═════ Material provided ═════

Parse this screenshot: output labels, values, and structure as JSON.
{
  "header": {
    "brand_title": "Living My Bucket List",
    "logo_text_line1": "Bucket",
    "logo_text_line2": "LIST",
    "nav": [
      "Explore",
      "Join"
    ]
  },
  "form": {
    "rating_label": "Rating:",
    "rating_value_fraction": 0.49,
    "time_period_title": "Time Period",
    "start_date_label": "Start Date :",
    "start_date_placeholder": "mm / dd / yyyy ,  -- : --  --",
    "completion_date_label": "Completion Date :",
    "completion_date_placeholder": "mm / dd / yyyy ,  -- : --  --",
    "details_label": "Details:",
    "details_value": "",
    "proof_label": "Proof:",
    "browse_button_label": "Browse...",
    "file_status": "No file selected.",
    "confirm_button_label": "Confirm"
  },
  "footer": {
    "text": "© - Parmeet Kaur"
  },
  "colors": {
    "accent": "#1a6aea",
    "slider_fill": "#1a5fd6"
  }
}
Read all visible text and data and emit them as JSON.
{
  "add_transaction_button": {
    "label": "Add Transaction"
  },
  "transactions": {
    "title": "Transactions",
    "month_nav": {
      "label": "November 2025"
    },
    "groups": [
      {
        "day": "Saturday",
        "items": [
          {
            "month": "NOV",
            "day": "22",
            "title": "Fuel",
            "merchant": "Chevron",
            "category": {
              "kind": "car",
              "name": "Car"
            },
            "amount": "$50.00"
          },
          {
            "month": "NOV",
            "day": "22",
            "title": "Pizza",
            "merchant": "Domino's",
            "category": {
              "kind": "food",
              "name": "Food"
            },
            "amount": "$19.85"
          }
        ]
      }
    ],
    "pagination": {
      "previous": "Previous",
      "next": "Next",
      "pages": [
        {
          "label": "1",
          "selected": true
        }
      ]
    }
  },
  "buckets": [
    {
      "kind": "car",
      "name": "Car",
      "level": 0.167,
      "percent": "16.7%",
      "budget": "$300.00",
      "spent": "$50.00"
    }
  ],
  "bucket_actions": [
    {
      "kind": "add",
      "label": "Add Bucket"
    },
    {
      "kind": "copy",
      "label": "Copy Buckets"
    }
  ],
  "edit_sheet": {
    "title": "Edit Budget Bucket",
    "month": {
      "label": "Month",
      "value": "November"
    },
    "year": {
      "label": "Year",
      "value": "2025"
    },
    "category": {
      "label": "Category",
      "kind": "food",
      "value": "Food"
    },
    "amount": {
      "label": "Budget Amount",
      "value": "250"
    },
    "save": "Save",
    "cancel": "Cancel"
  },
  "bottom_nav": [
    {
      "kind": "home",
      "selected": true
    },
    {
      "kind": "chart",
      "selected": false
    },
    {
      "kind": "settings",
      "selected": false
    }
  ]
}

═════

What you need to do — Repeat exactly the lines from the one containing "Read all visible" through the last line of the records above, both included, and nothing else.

The answer —
Read all visible text and data and emit them as JSON.
{
  "add_transaction_button": {
    "label": "Add Transaction"
  },
  "transactions": {
    "title": "Transactions",
    "month_nav": {
      "label": "November 2025"
    },
    "groups": [
      {
        "day": "Saturday",
        "items": [
          {
            "month": "NOV",
            "day": "22",
            "title": "Fuel",
            "merchant": "Chevron",
            "category": {
              "kind": "car",
              "name": "Car"
            },
            "amount": "$50.00"
          },
          {
            "month": "NOV",
            "day": "22",
            "title": "Pizza",
            "merchant": "Domino's",
            "category": {
              "kind": "food",
              "name": "Food"
            },
            "amount": "$19.85"
          }
        ]
      }
    ],
    "pagination": {
      "previous": "Previous",
      "next": "Next",
      "pages": [
        {
          "label": "1",
          "selected": true
        }
      ]
    }
  },
  "buckets": [
    {
      "kind": "car",
      "name": "Car",
      "level": 0.167,
      "percent": "16.7%",
      "budget": "$300.00",
      "spent": "$50.00"
    }
  ],
  "bucket_actions": [
    {
      "kind": "add",
      "label": "Add Bucket"
    },
    {
      "kind": "copy",
      "label": "Copy Buckets"
    }
  ],
  "edit_sheet": {
    "title": "Edit Budget Bucket",
    "month": {
      "label": "Month",
      "value": "November"
    },
    "year": {
      "label": "Year",
      "value": "2025"
    },
    "category": {
      "label": "Category",
      "kind": "food",
      "value": "Food"
    },
    "amount": {
      "label": "Budget Amount",
      "value": "250"
    },
    "save": "Save",
    "cancel": "Cancel"
  },
  "bottom_nav": [
    {
      "kind": "home",
      "selected": true
    },
    {
      "kind": "chart",
      "selected": false
    },
    {
      "kind": "settings",
      "selected": false
    }
  ]
}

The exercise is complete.